For the lack of a better term, I will call the 2x2 matrices used to describe Primitive Pythagorean Triples in my last blog as "the matrices".
One of the consequences of the way they are constructed is that the two numbers in the right column represent the difference and sum of the two numbers in the left column.
This allows you to construct the full 2x2 matrix when any two of the elements are known. This, in conjunction with the knowledge that each offspring on the Barning tree has an incenter that was one of the three excenters of the parent, allow us to produce the tree without the use of matrix transformations.
If we start with the 3,4,5 triangle, which has a matrix ) we have already established that the products of the bottom row and the two diagonals give the radii of the three excircles (1x3=3, 1x2=2, 2x3=6)... So we can find the three offspring of the 3,4,5 triangle by promoting each of these excircles to an incircle, as shown here:
Now by using the fact that the right hand column is made up of the difference and sum of the left hand values, we can complete the two missing values to find the descendants of the parent matrix.
But we don't really want to know the matrices, we want the Pythagorean triples. Fortunately it is easy to find the triple associated with any of the matrices. Multiply down the left column and double to get the even leg; multiply down the right column to get the odd leg, and then sum the products of the two diagonals to get the hypotenuse. So the matrix on the lower left with rows of 2,1 and 3,5 will have an even leg that is twice 2x3, or 12. Its odd leg is 1x5 = 5 and the hypotenuse is 1x5 + 1x3 = 13. That means one descendant of the 3,4,5 triangle is the 5, 12, 13. You can work out the other two.
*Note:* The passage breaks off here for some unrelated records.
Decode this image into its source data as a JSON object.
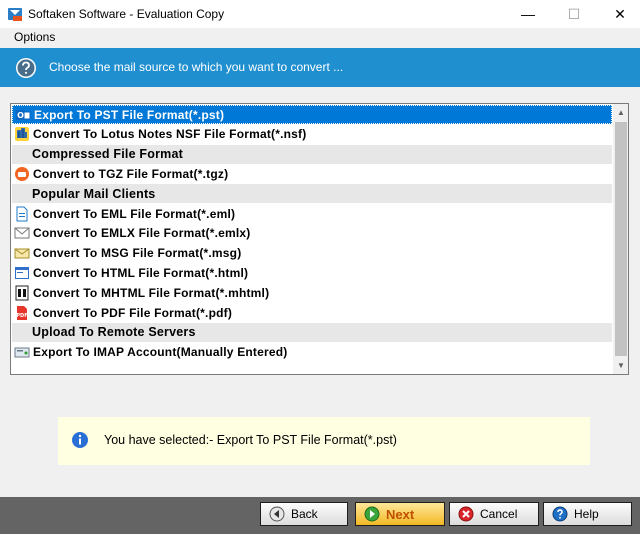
{
  "window": {
    "title": "Softaken Software - Evaluation Copy",
    "minimize_glyph": "—",
    "maximize_glyph": "☐",
    "close_glyph": "✕"
  },
  "menu": {
    "options_label": "Options"
  },
  "banner": {
    "text": "Choose the mail source to which you want to convert ..."
  },
  "list": {
    "items": [
      {
        "label": "Export To PST File Format(*.pst)",
        "kind": "item",
        "icon": "outlook-pst-icon",
        "selected": true
      },
      {
        "label": "Convert To Lotus Notes NSF File Format(*.nsf)",
        "kind": "item",
        "icon": "lotus-notes-icon"
      },
      {
        "label": "Compressed File Format",
        "kind": "group"
      },
      {
        "label": "Convert to TGZ File Format(*.tgz)",
        "kind": "item",
        "icon": "tgz-archive-icon"
      },
      {
        "label": "Popular Mail Clients",
        "kind": "group"
      },
      {
        "label": "Convert To EML File Format(*.eml)",
        "kind": "item",
        "icon": "eml-file-icon"
      },
      {
        "label": "Convert To EMLX File Format(*.emlx)",
        "kind": "item",
        "icon": "envelope-icon"
      },
      {
        "label": "Convert To MSG File Format(*.msg)",
        "kind": "item",
        "icon": "msg-file-icon"
      },
      {
        "label": "Convert To HTML File Format(*.html)",
        "kind": "item",
        "icon": "html-file-icon"
      },
      {
        "label": "Convert To MHTML File Format(*.mhtml)",
        "kind": "item",
        "icon": "mhtml-file-icon"
      },
      {
        "label": "Convert To PDF File Format(*.pdf)",
        "kind": "item",
        "icon": "pdf-file-icon"
      },
      {
        "label": "Upload To Remote Servers",
        "kind": "group"
      },
      {
        "label": "Export To IMAP Account(Manually Entered)",
        "kind": "item",
        "icon": "imap-server-icon"
      }
    ]
  },
  "info": {
    "text": "You have selected:- Export To PST File Format(*.pst)"
  },
  "buttons": {
    "back": "Back",
    "next": "Next",
    "cancel": "Cancel",
    "help": "Help"
  },
  "colors": {
    "banner": "#1f8fcf",
    "selection": "#0078d7",
    "info_background": "#ffffe1",
    "footer": "#646464",
    "next_text": "#c05000"
  }
}
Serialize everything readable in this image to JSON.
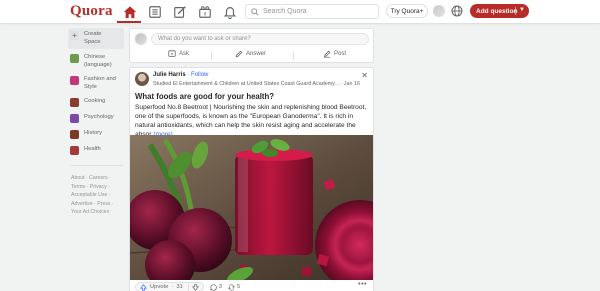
{
  "header": {
    "logo": "Quora",
    "search_placeholder": "Search Quora",
    "try_button": "Try Quora+",
    "add_question": "Add question",
    "colors": {
      "brand": "#b92b27",
      "link": "#2e69ff"
    }
  },
  "sidebar": {
    "create_space_line1": "Create",
    "create_space_line2": "Space",
    "items": [
      {
        "label_line1": "Chinese",
        "label_line2": "(language)",
        "color": "#6f9a4e"
      },
      {
        "label_line1": "Fashion and",
        "label_line2": "Style",
        "color": "#c0397a"
      },
      {
        "label_line1": "Cooking",
        "label_line2": "",
        "color": "#8b3b2b"
      },
      {
        "label_line1": "Psychology",
        "label_line2": "",
        "color": "#7a4aa8"
      },
      {
        "label_line1": "History",
        "label_line2": "",
        "color": "#7a3a28"
      },
      {
        "label_line1": "Health",
        "label_line2": "",
        "color": "#a23a3a"
      }
    ],
    "footer": {
      "line1": "About · Careers ·",
      "line2": "Terms · Privacy ·",
      "line3": "Acceptable Use ·",
      "line4": "Advertise · Press ·",
      "line5": "Your Ad Choices"
    }
  },
  "ask_box": {
    "placeholder": "What do you want to ask or share?",
    "ask_label": "Ask",
    "answer_label": "Answer",
    "post_label": "Post"
  },
  "post": {
    "author": "Julie Harris",
    "follow": "· Follow",
    "credential": "Studied El Entertainment & Children at United States Coast Guard Academy... · Jan 16",
    "question": "What foods are good for your health?",
    "body": "Superfood No.8 Beetroot | Nourishing the skin and replenishing blood Beetroot, one of the superfoods, is known as the \"European Ganoderma\". It is rich in natural antioxidants, which can help the skin resist aging and accelerate the absor",
    "more": "(more)",
    "upvote_label": "Upvote",
    "upvote_count": "31",
    "comments": "3",
    "shares": "5"
  }
}
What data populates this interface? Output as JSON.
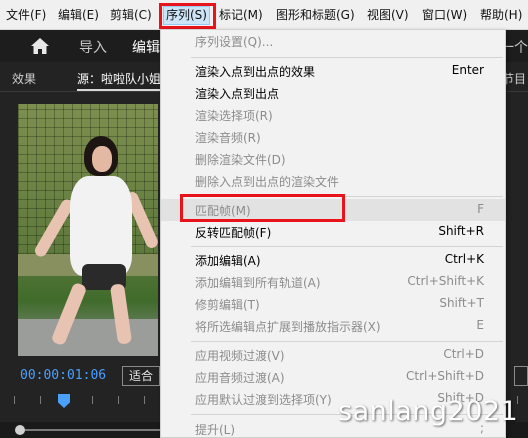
{
  "menubar": {
    "items": [
      {
        "label": "文件(F)"
      },
      {
        "label": "编辑(E)"
      },
      {
        "label": "剪辑(C)"
      },
      {
        "label": "序列(S)"
      },
      {
        "label": "标记(M)"
      },
      {
        "label": "图形和标题(G)"
      },
      {
        "label": "视图(V)"
      },
      {
        "label": "窗口(W)"
      },
      {
        "label": "帮助(H)"
      }
    ]
  },
  "workspace": {
    "tabs": [
      {
        "label": "导入"
      },
      {
        "label": "编辑"
      }
    ],
    "right_label": "一个"
  },
  "panel": {
    "effects_tab": "效果",
    "source_tab": "源：啦啦队小姐",
    "right_tab": "节目"
  },
  "monitor": {
    "timecode": "00:00:01:06",
    "fit": "适合"
  },
  "sequence_menu": {
    "items": [
      {
        "label": "序列设置(Q)...",
        "shortcut": "",
        "enabled": false
      },
      {
        "label": "渲染入点到出点的效果",
        "shortcut": "Enter",
        "enabled": true
      },
      {
        "label": "渲染入点到出点",
        "shortcut": "",
        "enabled": true
      },
      {
        "label": "渲染选择项(R)",
        "shortcut": "",
        "enabled": false
      },
      {
        "label": "渲染音频(R)",
        "shortcut": "",
        "enabled": false
      },
      {
        "label": "删除渲染文件(D)",
        "shortcut": "",
        "enabled": false
      },
      {
        "label": "删除入点到出点的渲染文件",
        "shortcut": "",
        "enabled": false
      },
      {
        "label": "匹配帧(M)",
        "shortcut": "F",
        "enabled": false
      },
      {
        "label": "反转匹配帧(F)",
        "shortcut": "Shift+R",
        "enabled": true
      },
      {
        "label": "添加编辑(A)",
        "shortcut": "Ctrl+K",
        "enabled": true
      },
      {
        "label": "添加编辑到所有轨道(A)",
        "shortcut": "Ctrl+Shift+K",
        "enabled": false
      },
      {
        "label": "修剪编辑(T)",
        "shortcut": "Shift+T",
        "enabled": false
      },
      {
        "label": "将所选编辑点扩展到播放指示器(X)",
        "shortcut": "E",
        "enabled": false
      },
      {
        "label": "应用视频过渡(V)",
        "shortcut": "Ctrl+D",
        "enabled": false
      },
      {
        "label": "应用音频过渡(A)",
        "shortcut": "Ctrl+Shift+D",
        "enabled": false
      },
      {
        "label": "应用默认过渡到选择项(Y)",
        "shortcut": "Shift+D",
        "enabled": false
      },
      {
        "label": "提升(L)",
        "shortcut": ";",
        "enabled": false
      }
    ]
  },
  "watermark": "sanlang2021",
  "colors": {
    "highlight_red": "#e8131b",
    "timecode_blue": "#4aa0ff"
  }
}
If you are paying careful attention, we just added the excenters of the two legs to get the hypotenuse of the triangle... did you know that worked that way? How about this, you also get the hypotenuse if you subtract the top row product from the bottom one. Geometrically that would be subtracting the incenter from the excenter on the hypotenuse... Now go convince yourself that makes perfect sense.
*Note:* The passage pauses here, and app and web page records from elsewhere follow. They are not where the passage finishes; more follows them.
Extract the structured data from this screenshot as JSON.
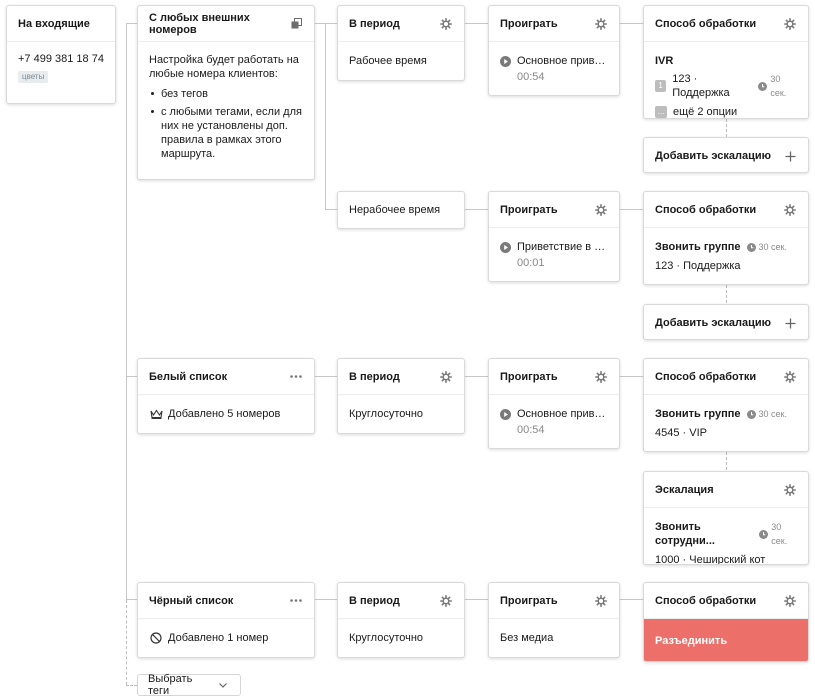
{
  "incoming": {
    "title": "На входящие",
    "phone": "+7 499 381 18 74",
    "tag": "цветы"
  },
  "rules": {
    "any": {
      "title": "С любых внешних номеров",
      "intro": "Настройка будет работать на любые номера клиентов:",
      "bullets": [
        "без тегов",
        "с любыми тегами, если для них не установлены доп. правила в рамках этого маршрута."
      ]
    },
    "white": {
      "title": "Белый список",
      "info": "Добавлено 5 номеров"
    },
    "black": {
      "title": "Чёрный список",
      "info": "Добавлено 1 номер"
    }
  },
  "periods": {
    "work": {
      "title": "В период",
      "value": "Рабочее время"
    },
    "nonwork": {
      "value": "Нерабочее время"
    },
    "white": {
      "title": "В период",
      "value": "Круглосуточно"
    },
    "black": {
      "title": "В период",
      "value": "Круглосуточно"
    }
  },
  "plays": {
    "r1": {
      "title": "Проиграть",
      "name": "Основное привет...",
      "time": "00:54"
    },
    "r2": {
      "title": "Проиграть",
      "name": "Приветствие в не...",
      "time": "00:01"
    },
    "r3": {
      "title": "Проиграть",
      "name": "Основное привет...",
      "time": "00:54"
    },
    "r4": {
      "title": "Проиграть",
      "name": "Без медиа"
    }
  },
  "handling": {
    "h1": {
      "title": "Способ обработки",
      "type": "IVR",
      "opt_num": "1",
      "opt_label": "123 · Поддержка",
      "opt_time": "30 сек.",
      "more_icon": "...",
      "more_label": "ещё 2 опции"
    },
    "h2": {
      "title": "Способ обработки",
      "type": "Звонить группе",
      "time": "30 сек.",
      "target": "123 · Поддержка"
    },
    "h3": {
      "title": "Способ обработки",
      "type": "Звонить группе",
      "time": "30 сек.",
      "target": "4545 · VIP"
    },
    "h4": {
      "title": "Способ обработки",
      "action": "Разъединить"
    }
  },
  "escalation": {
    "add1": "Добавить эскалацию",
    "add2": "Добавить эскалацию",
    "card": {
      "title": "Эскалация",
      "type": "Звонить сотрудни...",
      "time": "30 сек.",
      "target": "1000 · Чеширский кот"
    }
  },
  "select_tags": "Выбрать теги",
  "colors": {
    "danger": "#ec6f6a",
    "border": "#d9d9d9",
    "tag_bg": "#e8ecef"
  }
}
If you find the determinant of a matrix, but ignore the signs and add everything (like we did when we added the diagonals of the 2x2) it is called the Permanent of the matrix. I had never seen this word before. Jeff Miller's web site on the first use of math words provided a little detail. The term seems to have been created by Cauchy. "In his book Permanents  H. Minc mentions that the name permanent is essentially due to Cauchy (1812) although the word as such was first used by Muir in 1882. Nevertheless a referee of one of Minc's earlier papers admonished him for inventing this ludicrous name!"